**EXCERPTED DATA**
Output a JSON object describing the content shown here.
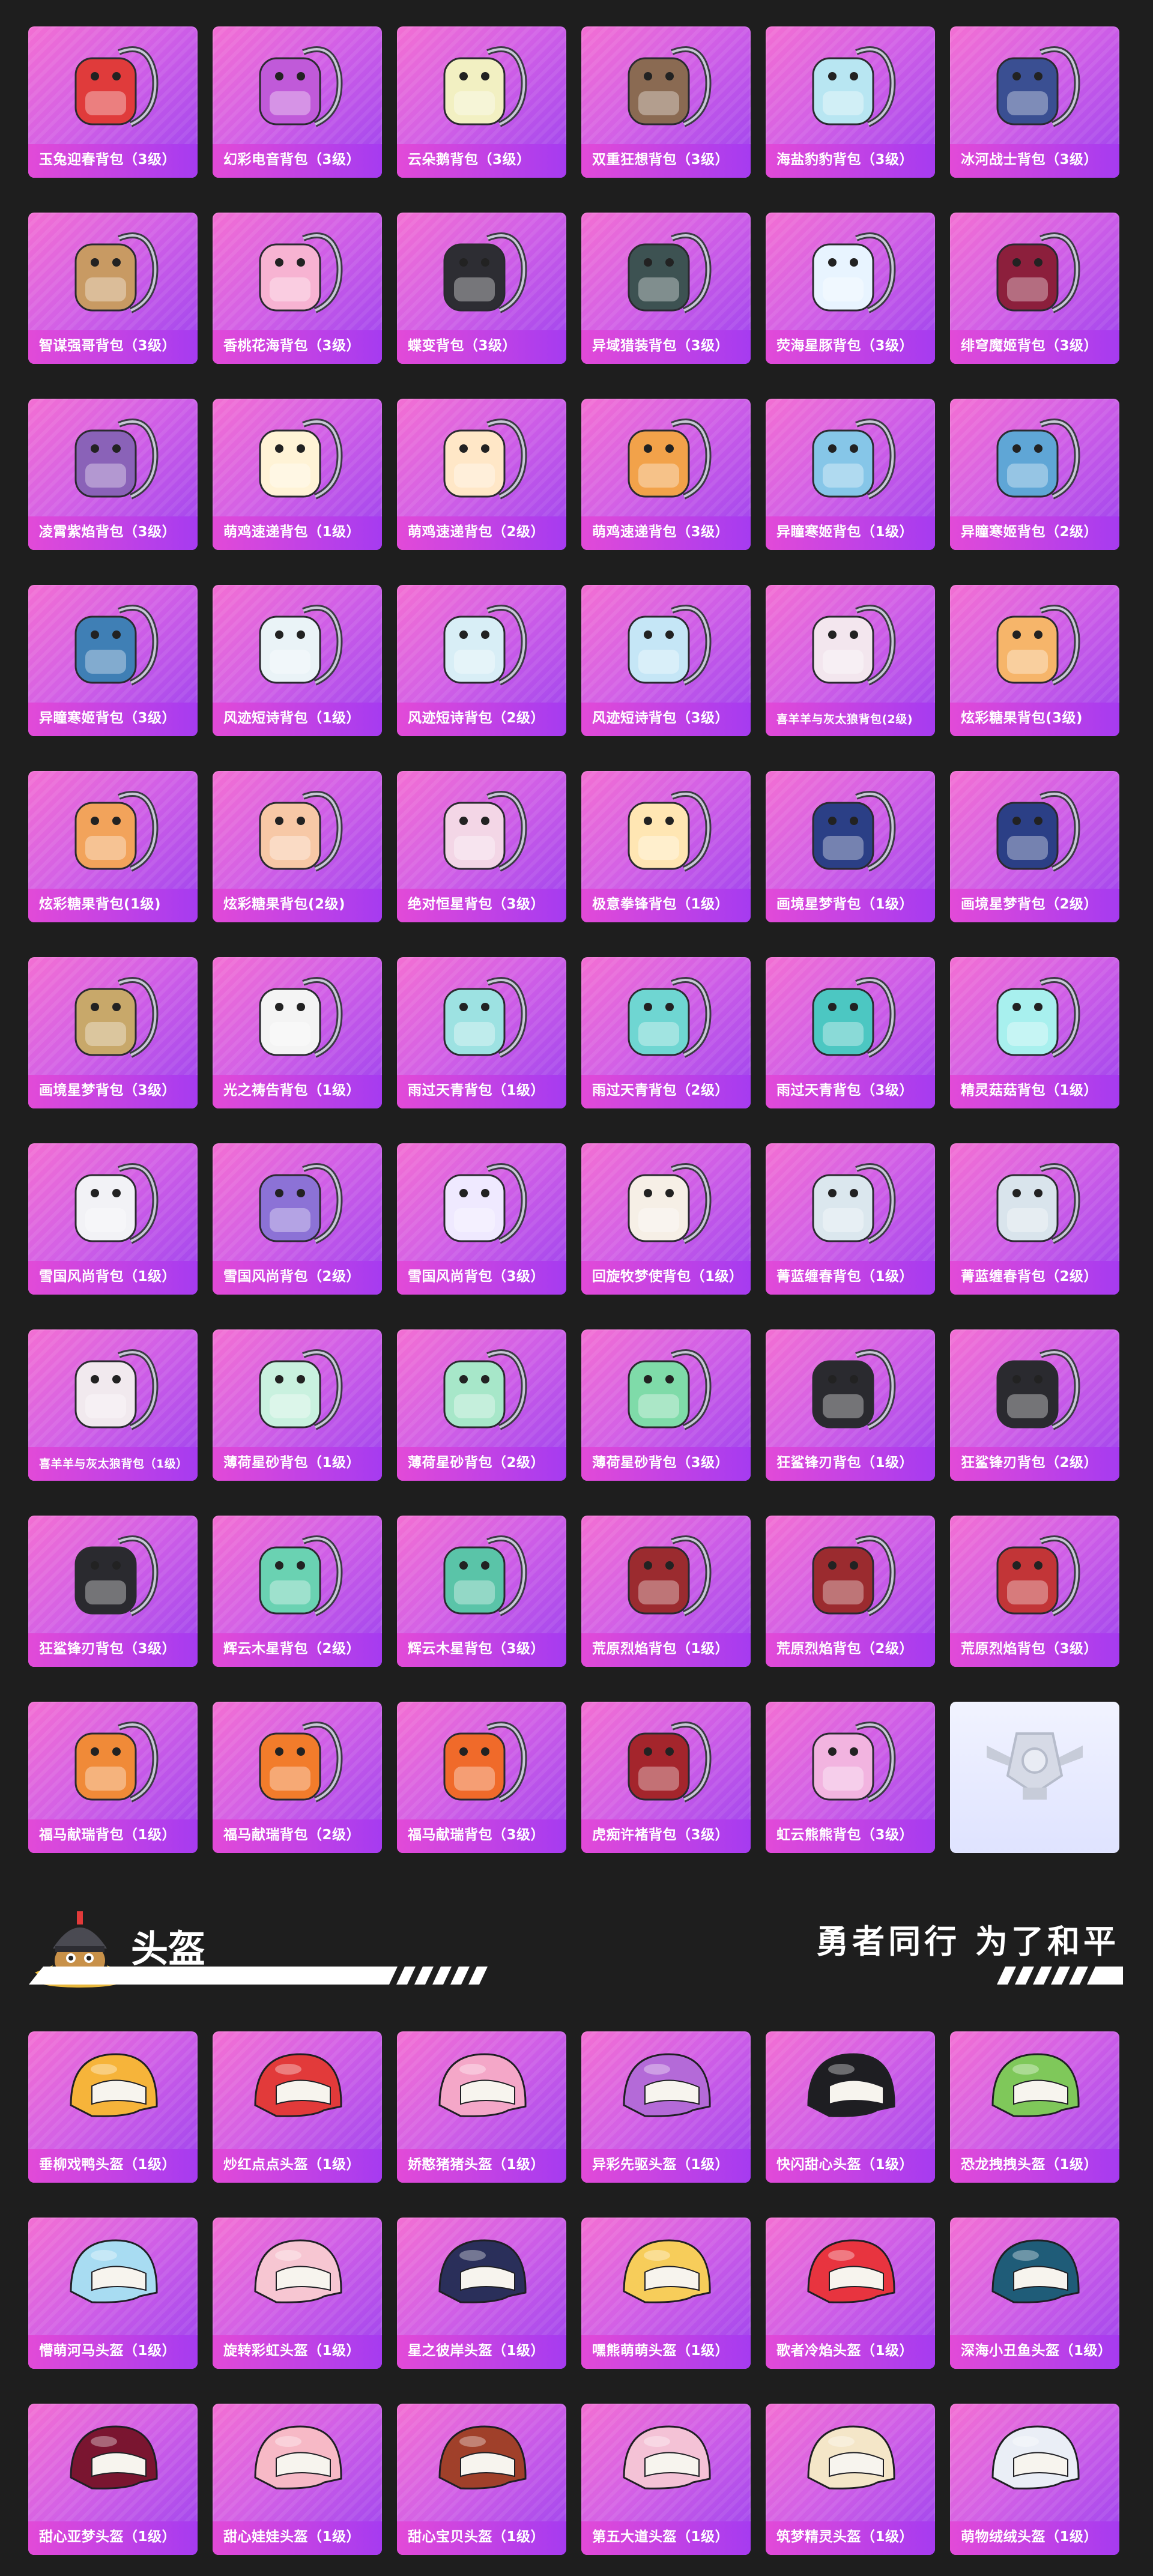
{
  "backpacks": [
    {
      "label": "玉兔迎春背包（3级）",
      "icon": "backpack-icon",
      "color": "#e03b3b"
    },
    {
      "label": "幻彩电音背包（3级）",
      "icon": "backpack-icon",
      "color": "#c05ad9"
    },
    {
      "label": "云朵鹅背包（3级）",
      "icon": "backpack-icon",
      "color": "#f2f0c2"
    },
    {
      "label": "双重狂想背包（3级）",
      "icon": "backpack-icon",
      "color": "#8a6a52"
    },
    {
      "label": "海盐豹豹背包（3级）",
      "icon": "backpack-icon",
      "color": "#b8e6f2"
    },
    {
      "label": "冰河战士背包（3级）",
      "icon": "backpack-icon",
      "color": "#3a4f92"
    },
    {
      "label": "智谋强哥背包（3级）",
      "icon": "backpack-icon",
      "color": "#c89a63"
    },
    {
      "label": "香桃花海背包（3级）",
      "icon": "backpack-icon",
      "color": "#f7b3d2"
    },
    {
      "label": "蝶变背包（3级）",
      "icon": "backpack-icon",
      "color": "#2d2d33"
    },
    {
      "label": "异域猎装背包（3级）",
      "icon": "backpack-icon",
      "color": "#3d5252"
    },
    {
      "label": "荧海星豚背包（3级）",
      "icon": "backpack-icon",
      "color": "#e8f4ff"
    },
    {
      "label": "绯穹魔姬背包（3级）",
      "icon": "backpack-icon",
      "color": "#8c1f3c"
    },
    {
      "label": "凌霄紫焰背包（3级）",
      "icon": "backpack-icon",
      "color": "#8a62b8"
    },
    {
      "label": "萌鸡速递背包（1级）",
      "icon": "backpack-icon",
      "color": "#fff3d6"
    },
    {
      "label": "萌鸡速递背包（2级）",
      "icon": "backpack-icon",
      "color": "#ffe7c7"
    },
    {
      "label": "萌鸡速递背包（3级）",
      "icon": "backpack-icon",
      "color": "#f2a24a"
    },
    {
      "label": "异瞳寒姬背包（1级）",
      "icon": "backpack-icon",
      "color": "#86c6e8"
    },
    {
      "label": "异瞳寒姬背包（2级）",
      "icon": "backpack-icon",
      "color": "#5fa6d6"
    },
    {
      "label": "异瞳寒姬背包（3级）",
      "icon": "backpack-icon",
      "color": "#3f7fb5"
    },
    {
      "label": "风迹短诗背包（1级）",
      "icon": "backpack-icon",
      "color": "#eaf3f7"
    },
    {
      "label": "风迹短诗背包（2级）",
      "icon": "backpack-icon",
      "color": "#d8eef6"
    },
    {
      "label": "风迹短诗背包（3级）",
      "icon": "backpack-icon",
      "color": "#c5e6f6"
    },
    {
      "label": "喜羊羊与灰太狼背包(2级)",
      "icon": "backpack-icon",
      "color": "#f3e6ee"
    },
    {
      "label": "炫彩糖果背包(3级)",
      "icon": "backpack-icon",
      "color": "#f6b56a"
    },
    {
      "label": "炫彩糖果背包(1级)",
      "icon": "backpack-icon",
      "color": "#f2a35b"
    },
    {
      "label": "炫彩糖果背包(2级)",
      "icon": "backpack-icon",
      "color": "#f7c8a6"
    },
    {
      "label": "绝对恒星背包（3级）",
      "icon": "backpack-icon",
      "color": "#f3d6e6"
    },
    {
      "label": "极意拳锋背包（1级）",
      "icon": "backpack-icon",
      "color": "#ffe6b3"
    },
    {
      "label": "画境星梦背包（1级）",
      "icon": "backpack-icon",
      "color": "#2b3f86"
    },
    {
      "label": "画境星梦背包（2级）",
      "icon": "backpack-icon",
      "color": "#2b3f86"
    },
    {
      "label": "画境星梦背包（3级）",
      "icon": "backpack-icon",
      "color": "#c8a86a"
    },
    {
      "label": "光之祷告背包（1级）",
      "icon": "backpack-icon",
      "color": "#f4f4f4"
    },
    {
      "label": "雨过天青背包（1级）",
      "icon": "backpack-icon",
      "color": "#9de2e2"
    },
    {
      "label": "雨过天青背包（2级）",
      "icon": "backpack-icon",
      "color": "#6fd6d2"
    },
    {
      "label": "雨过天青背包（3级）",
      "icon": "backpack-icon",
      "color": "#4cc7c2"
    },
    {
      "label": "精灵菇菇背包（1级）",
      "icon": "backpack-icon",
      "color": "#a8f0ee"
    },
    {
      "label": "雪国风尚背包（1级）",
      "icon": "backpack-icon",
      "color": "#f2f2f6"
    },
    {
      "label": "雪国风尚背包（2级）",
      "icon": "backpack-icon",
      "color": "#8c72d6"
    },
    {
      "label": "雪国风尚背包（3级）",
      "icon": "backpack-icon",
      "color": "#efe9ff"
    },
    {
      "label": "回旋牧梦使背包（1级）",
      "icon": "backpack-icon",
      "color": "#f6efe6"
    },
    {
      "label": "菁蓝缠春背包（1级）",
      "icon": "backpack-icon",
      "color": "#dbe7ee"
    },
    {
      "label": "菁蓝缠春背包（2级）",
      "icon": "backpack-icon",
      "color": "#d9e4ec"
    },
    {
      "label": "喜羊羊与灰太狼背包（1级）",
      "icon": "backpack-icon",
      "color": "#f1e9ee"
    },
    {
      "label": "薄荷星砂背包（1级）",
      "icon": "backpack-icon",
      "color": "#c9f1df"
    },
    {
      "label": "薄荷星砂背包（2级）",
      "icon": "backpack-icon",
      "color": "#a7e7c9"
    },
    {
      "label": "薄荷星砂背包（3级）",
      "icon": "backpack-icon",
      "color": "#7fdba9"
    },
    {
      "label": "狂鲨锋刃背包（1级）",
      "icon": "backpack-icon",
      "color": "#2a2a2f"
    },
    {
      "label": "狂鲨锋刃背包（2级）",
      "icon": "backpack-icon",
      "color": "#2a2a2f"
    },
    {
      "label": "狂鲨锋刃背包（3级）",
      "icon": "backpack-icon",
      "color": "#2a2a2f"
    },
    {
      "label": "辉云木星背包（2级）",
      "icon": "backpack-icon",
      "color": "#6ad2b2"
    },
    {
      "label": "辉云木星背包（3级）",
      "icon": "backpack-icon",
      "color": "#5ac4a8"
    },
    {
      "label": "荒原烈焰背包（1级）",
      "icon": "backpack-icon",
      "color": "#9b2b2f"
    },
    {
      "label": "荒原烈焰背包（2级）",
      "icon": "backpack-icon",
      "color": "#9b2b2f"
    },
    {
      "label": "荒原烈焰背包（3级）",
      "icon": "backpack-icon",
      "color": "#c23537"
    },
    {
      "label": "福马献瑞背包（1级）",
      "icon": "backpack-icon",
      "color": "#f08a38"
    },
    {
      "label": "福马献瑞背包（2级）",
      "icon": "backpack-icon",
      "color": "#f27c2b"
    },
    {
      "label": "福马献瑞背包（3级）",
      "icon": "backpack-icon",
      "color": "#f06a2a"
    },
    {
      "label": "虎痴许褚背包（3级）",
      "icon": "backpack-icon",
      "color": "#a4252c"
    },
    {
      "label": "虹云熊熊背包（3级）",
      "icon": "backpack-icon",
      "color": "#f2b4e0"
    },
    {
      "label": "",
      "icon": "emblem-icon",
      "color": "#c7ccd9",
      "placeholder": true
    }
  ],
  "section": {
    "title": "头盔",
    "slogan": "勇者同行 为了和平"
  },
  "helmets": [
    {
      "label": "垂柳戏鸭头盔（1级）",
      "color": "#f6b43a"
    },
    {
      "label": "炒红点点头盔（1级）",
      "color": "#e23a3a"
    },
    {
      "label": "娇憨猪猪头盔（1级）",
      "color": "#f4a7c8"
    },
    {
      "label": "异彩先驱头盔（1级）",
      "color": "#b46ad8"
    },
    {
      "label": "快闪甜心头盔（1级）",
      "color": "#1e1e22"
    },
    {
      "label": "恐龙拽拽头盔（1级）",
      "color": "#7fc85a"
    },
    {
      "label": "懵萌河马头盔（1级）",
      "color": "#a8dcf2"
    },
    {
      "label": "旋转彩虹头盔（1级）",
      "color": "#f7c6d2"
    },
    {
      "label": "星之彼岸头盔（1级）",
      "color": "#2a2f5a"
    },
    {
      "label": "嘿熊萌萌头盔（1级）",
      "color": "#f7cd5a"
    },
    {
      "label": "歌者冷焰头盔（1级）",
      "color": "#e8343f"
    },
    {
      "label": "深海小丑鱼头盔（1级）",
      "color": "#1f5c78"
    },
    {
      "label": "甜心亚梦头盔（1级）",
      "color": "#7a1530"
    },
    {
      "label": "甜心娃娃头盔（1级）",
      "color": "#f7b9c6"
    },
    {
      "label": "甜心宝贝头盔（1级）",
      "color": "#a0402a"
    },
    {
      "label": "第五大道头盔（1级）",
      "color": "#f4c2d6"
    },
    {
      "label": "筑梦精灵头盔（1级）",
      "color": "#f4e6c8"
    },
    {
      "label": "萌物绒绒头盔（1级）",
      "color": "#eaeef6"
    }
  ]
}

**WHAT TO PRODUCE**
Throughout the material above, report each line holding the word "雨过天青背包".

**TASK SOLUTION**
      "label": "雨过天青背包（1级）",
      "label": "雨过天青背包（2级）",
      "label": "雨过天青背包（3级）",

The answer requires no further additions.